*** Opening of RECORDS PROVIDED ***
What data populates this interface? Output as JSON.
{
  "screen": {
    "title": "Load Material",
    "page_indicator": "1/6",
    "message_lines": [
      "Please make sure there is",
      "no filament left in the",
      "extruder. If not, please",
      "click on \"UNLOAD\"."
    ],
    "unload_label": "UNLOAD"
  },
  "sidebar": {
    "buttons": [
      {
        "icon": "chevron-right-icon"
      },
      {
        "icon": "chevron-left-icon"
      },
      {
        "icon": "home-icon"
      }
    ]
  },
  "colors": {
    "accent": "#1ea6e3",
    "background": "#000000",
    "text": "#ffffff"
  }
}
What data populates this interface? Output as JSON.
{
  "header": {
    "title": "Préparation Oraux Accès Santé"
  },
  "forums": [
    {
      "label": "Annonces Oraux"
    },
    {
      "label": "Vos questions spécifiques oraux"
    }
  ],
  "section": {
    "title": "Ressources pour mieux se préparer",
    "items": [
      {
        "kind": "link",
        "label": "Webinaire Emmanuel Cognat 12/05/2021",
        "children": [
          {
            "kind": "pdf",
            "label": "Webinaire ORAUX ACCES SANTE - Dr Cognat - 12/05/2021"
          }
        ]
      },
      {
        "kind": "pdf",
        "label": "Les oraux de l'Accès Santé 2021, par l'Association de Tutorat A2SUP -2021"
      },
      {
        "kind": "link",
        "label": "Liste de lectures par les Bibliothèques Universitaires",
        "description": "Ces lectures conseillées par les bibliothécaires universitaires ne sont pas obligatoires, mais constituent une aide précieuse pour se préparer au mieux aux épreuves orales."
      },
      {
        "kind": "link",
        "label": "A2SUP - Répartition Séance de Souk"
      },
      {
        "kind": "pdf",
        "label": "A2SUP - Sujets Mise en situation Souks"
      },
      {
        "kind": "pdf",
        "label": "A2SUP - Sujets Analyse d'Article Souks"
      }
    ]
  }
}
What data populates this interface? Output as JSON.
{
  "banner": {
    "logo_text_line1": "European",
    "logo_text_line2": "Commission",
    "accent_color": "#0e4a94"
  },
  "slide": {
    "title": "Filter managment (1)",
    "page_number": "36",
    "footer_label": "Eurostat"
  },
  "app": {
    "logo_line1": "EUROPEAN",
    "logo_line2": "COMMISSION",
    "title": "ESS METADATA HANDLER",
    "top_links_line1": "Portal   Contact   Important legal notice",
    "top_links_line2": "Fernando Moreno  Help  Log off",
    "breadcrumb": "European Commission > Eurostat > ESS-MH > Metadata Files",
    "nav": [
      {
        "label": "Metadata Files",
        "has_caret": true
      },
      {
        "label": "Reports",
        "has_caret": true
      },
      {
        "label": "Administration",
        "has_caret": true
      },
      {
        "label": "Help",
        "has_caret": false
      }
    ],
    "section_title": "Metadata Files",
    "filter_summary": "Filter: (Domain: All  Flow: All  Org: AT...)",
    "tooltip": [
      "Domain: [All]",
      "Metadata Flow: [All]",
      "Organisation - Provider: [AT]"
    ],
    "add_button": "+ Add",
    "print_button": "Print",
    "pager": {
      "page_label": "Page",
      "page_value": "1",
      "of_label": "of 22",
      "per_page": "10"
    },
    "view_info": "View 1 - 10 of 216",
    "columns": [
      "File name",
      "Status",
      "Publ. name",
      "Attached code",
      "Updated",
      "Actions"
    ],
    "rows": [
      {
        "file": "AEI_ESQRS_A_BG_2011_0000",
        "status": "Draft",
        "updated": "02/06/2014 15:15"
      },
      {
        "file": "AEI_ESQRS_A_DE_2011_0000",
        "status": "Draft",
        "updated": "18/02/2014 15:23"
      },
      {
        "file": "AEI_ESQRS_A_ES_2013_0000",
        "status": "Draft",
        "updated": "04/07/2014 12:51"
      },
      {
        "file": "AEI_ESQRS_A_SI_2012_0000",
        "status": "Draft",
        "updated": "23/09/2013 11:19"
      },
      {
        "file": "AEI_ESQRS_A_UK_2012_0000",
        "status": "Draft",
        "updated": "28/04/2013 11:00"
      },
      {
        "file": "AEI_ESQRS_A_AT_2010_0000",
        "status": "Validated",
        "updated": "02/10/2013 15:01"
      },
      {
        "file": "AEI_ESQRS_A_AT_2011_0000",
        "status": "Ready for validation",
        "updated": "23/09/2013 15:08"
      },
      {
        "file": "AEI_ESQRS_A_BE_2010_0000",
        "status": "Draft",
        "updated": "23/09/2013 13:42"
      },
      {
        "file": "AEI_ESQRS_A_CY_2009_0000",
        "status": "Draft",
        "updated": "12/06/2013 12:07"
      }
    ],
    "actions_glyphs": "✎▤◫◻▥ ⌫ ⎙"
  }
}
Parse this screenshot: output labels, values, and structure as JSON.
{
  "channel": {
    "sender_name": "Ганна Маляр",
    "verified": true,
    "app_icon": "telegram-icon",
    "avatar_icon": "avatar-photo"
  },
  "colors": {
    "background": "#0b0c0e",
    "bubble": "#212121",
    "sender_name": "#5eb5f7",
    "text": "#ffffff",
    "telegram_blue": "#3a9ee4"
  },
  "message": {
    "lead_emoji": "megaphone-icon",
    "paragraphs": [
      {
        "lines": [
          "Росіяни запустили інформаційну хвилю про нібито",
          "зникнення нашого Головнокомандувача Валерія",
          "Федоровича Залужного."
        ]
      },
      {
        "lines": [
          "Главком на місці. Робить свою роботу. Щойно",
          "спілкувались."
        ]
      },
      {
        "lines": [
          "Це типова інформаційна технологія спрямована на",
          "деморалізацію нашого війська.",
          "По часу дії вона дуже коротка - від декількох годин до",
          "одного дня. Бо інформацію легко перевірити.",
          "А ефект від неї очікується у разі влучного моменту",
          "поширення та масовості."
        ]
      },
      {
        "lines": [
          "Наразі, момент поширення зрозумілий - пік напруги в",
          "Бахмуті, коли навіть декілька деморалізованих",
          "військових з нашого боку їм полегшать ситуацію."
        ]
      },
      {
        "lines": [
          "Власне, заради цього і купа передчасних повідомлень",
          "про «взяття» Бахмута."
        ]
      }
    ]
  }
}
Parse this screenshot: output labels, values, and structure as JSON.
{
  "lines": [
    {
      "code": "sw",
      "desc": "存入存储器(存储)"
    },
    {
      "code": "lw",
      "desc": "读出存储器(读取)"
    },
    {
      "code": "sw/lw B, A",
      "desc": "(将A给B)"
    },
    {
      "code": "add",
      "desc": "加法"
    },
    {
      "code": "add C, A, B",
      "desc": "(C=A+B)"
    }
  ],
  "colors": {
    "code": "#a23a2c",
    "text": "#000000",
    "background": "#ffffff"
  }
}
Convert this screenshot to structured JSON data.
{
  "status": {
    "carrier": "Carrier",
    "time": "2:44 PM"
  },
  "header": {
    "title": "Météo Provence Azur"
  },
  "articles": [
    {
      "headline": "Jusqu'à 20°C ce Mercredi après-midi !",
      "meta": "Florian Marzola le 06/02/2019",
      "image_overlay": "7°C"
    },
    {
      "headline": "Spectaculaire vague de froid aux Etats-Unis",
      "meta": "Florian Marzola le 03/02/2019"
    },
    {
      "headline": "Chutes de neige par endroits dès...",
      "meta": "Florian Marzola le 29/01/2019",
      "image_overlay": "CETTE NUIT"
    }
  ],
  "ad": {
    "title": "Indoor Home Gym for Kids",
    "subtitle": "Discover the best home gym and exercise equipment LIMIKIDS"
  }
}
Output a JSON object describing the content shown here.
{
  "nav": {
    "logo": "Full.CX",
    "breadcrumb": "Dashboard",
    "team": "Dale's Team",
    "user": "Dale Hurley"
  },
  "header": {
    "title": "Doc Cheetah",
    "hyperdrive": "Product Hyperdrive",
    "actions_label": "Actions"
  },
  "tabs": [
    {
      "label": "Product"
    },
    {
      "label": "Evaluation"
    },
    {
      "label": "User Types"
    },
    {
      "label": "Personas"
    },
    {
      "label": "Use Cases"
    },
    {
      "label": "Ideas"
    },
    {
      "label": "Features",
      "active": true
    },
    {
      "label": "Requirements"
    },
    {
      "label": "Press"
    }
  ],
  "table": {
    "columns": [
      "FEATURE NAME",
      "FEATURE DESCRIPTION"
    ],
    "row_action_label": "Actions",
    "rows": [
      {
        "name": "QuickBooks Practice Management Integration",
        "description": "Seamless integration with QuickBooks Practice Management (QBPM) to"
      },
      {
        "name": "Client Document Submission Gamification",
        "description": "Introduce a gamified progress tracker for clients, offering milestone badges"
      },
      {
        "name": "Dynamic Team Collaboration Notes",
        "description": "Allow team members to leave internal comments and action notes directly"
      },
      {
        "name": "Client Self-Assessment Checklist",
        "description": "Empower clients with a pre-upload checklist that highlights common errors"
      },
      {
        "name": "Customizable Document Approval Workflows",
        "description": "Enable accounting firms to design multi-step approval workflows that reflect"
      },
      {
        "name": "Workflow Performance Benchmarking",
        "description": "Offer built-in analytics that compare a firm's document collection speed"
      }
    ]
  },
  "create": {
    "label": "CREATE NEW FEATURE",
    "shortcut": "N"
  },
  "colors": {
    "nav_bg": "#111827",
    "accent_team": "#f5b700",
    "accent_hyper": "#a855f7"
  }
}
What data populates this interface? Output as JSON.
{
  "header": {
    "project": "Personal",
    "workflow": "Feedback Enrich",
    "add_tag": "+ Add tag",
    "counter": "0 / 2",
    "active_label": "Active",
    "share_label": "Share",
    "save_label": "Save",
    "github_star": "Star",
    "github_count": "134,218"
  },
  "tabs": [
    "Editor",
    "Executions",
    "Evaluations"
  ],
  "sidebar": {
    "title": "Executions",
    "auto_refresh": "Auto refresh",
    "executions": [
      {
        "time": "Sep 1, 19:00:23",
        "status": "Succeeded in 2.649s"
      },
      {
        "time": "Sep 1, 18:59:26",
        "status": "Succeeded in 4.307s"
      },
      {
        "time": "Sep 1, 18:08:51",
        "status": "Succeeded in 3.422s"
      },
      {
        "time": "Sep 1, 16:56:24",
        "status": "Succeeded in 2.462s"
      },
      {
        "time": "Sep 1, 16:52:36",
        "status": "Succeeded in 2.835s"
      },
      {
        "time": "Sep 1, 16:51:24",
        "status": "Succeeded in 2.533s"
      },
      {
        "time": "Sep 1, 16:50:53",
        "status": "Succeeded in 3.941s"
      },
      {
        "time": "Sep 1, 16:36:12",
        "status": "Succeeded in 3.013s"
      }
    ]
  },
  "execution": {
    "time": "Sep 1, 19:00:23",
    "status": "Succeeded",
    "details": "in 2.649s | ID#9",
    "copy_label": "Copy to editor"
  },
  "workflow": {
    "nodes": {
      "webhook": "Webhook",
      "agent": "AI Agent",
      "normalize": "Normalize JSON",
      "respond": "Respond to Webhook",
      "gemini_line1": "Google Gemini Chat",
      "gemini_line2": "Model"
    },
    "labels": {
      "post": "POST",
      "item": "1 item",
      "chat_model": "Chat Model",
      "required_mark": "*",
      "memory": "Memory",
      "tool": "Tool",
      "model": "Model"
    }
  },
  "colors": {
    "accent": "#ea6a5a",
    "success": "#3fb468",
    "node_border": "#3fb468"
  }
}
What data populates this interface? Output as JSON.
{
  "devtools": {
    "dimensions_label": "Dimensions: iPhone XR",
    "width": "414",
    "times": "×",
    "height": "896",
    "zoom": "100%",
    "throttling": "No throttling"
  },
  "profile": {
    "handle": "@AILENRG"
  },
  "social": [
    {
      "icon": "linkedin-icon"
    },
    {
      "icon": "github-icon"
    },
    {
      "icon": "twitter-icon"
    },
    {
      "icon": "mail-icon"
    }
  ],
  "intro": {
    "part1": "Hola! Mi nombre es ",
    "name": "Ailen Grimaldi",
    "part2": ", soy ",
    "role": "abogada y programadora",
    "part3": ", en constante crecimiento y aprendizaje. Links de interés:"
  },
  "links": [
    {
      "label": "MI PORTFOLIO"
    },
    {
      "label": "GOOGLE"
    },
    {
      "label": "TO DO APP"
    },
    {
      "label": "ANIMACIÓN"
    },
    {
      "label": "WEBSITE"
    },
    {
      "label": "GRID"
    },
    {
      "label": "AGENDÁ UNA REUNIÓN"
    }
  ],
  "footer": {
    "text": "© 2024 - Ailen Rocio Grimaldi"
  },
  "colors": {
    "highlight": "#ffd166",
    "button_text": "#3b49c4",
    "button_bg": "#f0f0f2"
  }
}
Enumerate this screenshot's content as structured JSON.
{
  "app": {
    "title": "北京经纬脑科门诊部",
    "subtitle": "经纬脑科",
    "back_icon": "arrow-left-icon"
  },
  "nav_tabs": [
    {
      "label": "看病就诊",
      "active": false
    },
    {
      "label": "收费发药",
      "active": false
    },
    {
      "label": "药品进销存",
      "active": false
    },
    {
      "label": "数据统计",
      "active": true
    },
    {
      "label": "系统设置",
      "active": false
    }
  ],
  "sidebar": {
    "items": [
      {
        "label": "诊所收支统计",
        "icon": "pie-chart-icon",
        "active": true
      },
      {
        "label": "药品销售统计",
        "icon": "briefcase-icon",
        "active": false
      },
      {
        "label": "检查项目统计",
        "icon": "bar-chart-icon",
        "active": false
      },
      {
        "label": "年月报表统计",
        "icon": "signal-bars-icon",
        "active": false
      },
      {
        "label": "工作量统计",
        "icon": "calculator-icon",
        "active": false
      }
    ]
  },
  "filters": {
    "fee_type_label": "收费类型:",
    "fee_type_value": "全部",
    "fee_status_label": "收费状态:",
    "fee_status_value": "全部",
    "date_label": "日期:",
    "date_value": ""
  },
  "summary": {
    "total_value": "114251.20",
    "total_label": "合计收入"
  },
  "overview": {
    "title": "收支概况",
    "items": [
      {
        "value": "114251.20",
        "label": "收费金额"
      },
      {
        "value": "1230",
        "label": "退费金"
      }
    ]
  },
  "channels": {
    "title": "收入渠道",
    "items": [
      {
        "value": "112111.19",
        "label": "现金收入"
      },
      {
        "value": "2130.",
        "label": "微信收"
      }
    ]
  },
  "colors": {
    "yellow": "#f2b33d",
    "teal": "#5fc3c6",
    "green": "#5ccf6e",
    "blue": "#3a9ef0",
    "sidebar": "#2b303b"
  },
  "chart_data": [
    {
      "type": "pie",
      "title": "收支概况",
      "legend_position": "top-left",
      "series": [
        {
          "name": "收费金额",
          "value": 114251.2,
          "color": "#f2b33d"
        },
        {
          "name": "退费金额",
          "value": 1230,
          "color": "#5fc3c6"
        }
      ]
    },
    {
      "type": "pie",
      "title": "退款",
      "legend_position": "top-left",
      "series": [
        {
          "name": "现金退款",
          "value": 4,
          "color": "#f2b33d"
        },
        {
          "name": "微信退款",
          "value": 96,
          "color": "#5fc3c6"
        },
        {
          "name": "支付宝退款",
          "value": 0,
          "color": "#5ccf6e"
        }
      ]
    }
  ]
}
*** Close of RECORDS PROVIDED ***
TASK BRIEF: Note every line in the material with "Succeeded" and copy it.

EXERCISE ANSWER:
        "status": "Succeeded in 2.649s"
        "status": "Succeeded in 4.307s"
        "status": "Succeeded in 3.422s"
        "status": "Succeeded in 2.462s"
        "status": "Succeeded in 2.835s"
        "status": "Succeeded in 2.533s"
        "status": "Succeeded in 3.941s"
        "status": "Succeeded in 3.013s"
    "status": "Succeeded",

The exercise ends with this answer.